• [What is needed]:
Copy each line of the entries that includes the word "BRITAIN".
** Opening Material provided block **
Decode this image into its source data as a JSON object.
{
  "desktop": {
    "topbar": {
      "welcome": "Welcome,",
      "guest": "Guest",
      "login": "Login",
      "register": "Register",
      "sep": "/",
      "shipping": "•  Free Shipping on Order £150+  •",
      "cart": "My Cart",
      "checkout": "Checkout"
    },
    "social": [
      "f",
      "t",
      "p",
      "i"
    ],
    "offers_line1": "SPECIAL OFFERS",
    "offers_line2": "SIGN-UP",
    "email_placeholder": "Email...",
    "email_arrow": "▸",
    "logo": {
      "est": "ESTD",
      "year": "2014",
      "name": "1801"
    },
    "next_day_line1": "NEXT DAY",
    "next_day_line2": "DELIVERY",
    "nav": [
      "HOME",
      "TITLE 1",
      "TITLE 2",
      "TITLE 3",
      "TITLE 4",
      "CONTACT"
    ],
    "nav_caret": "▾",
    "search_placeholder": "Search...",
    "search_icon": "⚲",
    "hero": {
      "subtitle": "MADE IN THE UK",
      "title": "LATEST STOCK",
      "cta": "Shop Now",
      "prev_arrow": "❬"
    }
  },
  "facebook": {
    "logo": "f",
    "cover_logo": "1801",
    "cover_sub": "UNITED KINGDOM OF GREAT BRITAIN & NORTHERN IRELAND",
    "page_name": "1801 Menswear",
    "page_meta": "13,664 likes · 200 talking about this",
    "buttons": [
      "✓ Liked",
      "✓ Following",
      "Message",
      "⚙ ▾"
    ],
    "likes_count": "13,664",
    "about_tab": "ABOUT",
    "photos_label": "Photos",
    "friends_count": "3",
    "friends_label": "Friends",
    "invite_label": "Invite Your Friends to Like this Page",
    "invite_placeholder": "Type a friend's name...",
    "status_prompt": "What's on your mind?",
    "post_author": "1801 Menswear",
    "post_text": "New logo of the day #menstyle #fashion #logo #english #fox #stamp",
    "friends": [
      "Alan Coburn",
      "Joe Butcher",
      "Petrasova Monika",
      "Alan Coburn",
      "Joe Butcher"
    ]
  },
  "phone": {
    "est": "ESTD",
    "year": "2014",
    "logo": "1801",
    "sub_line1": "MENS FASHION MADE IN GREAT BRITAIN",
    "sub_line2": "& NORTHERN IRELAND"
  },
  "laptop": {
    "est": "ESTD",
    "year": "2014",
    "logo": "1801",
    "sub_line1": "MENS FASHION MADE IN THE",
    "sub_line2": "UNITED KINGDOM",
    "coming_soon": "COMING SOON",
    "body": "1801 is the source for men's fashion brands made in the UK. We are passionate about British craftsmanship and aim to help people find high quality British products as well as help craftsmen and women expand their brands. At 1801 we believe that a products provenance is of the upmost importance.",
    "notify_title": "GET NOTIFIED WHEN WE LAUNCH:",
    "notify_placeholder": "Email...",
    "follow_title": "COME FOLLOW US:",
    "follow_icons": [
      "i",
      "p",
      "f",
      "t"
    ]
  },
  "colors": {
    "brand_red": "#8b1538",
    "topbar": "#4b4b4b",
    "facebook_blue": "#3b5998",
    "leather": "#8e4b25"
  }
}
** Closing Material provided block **
• [Exercise result]:
    "cover_sub": "UNITED KINGDOM OF GREAT BRITAIN & NORTHERN IRELAND",
    "sub_line1": "MENS FASHION MADE IN GREAT BRITAIN",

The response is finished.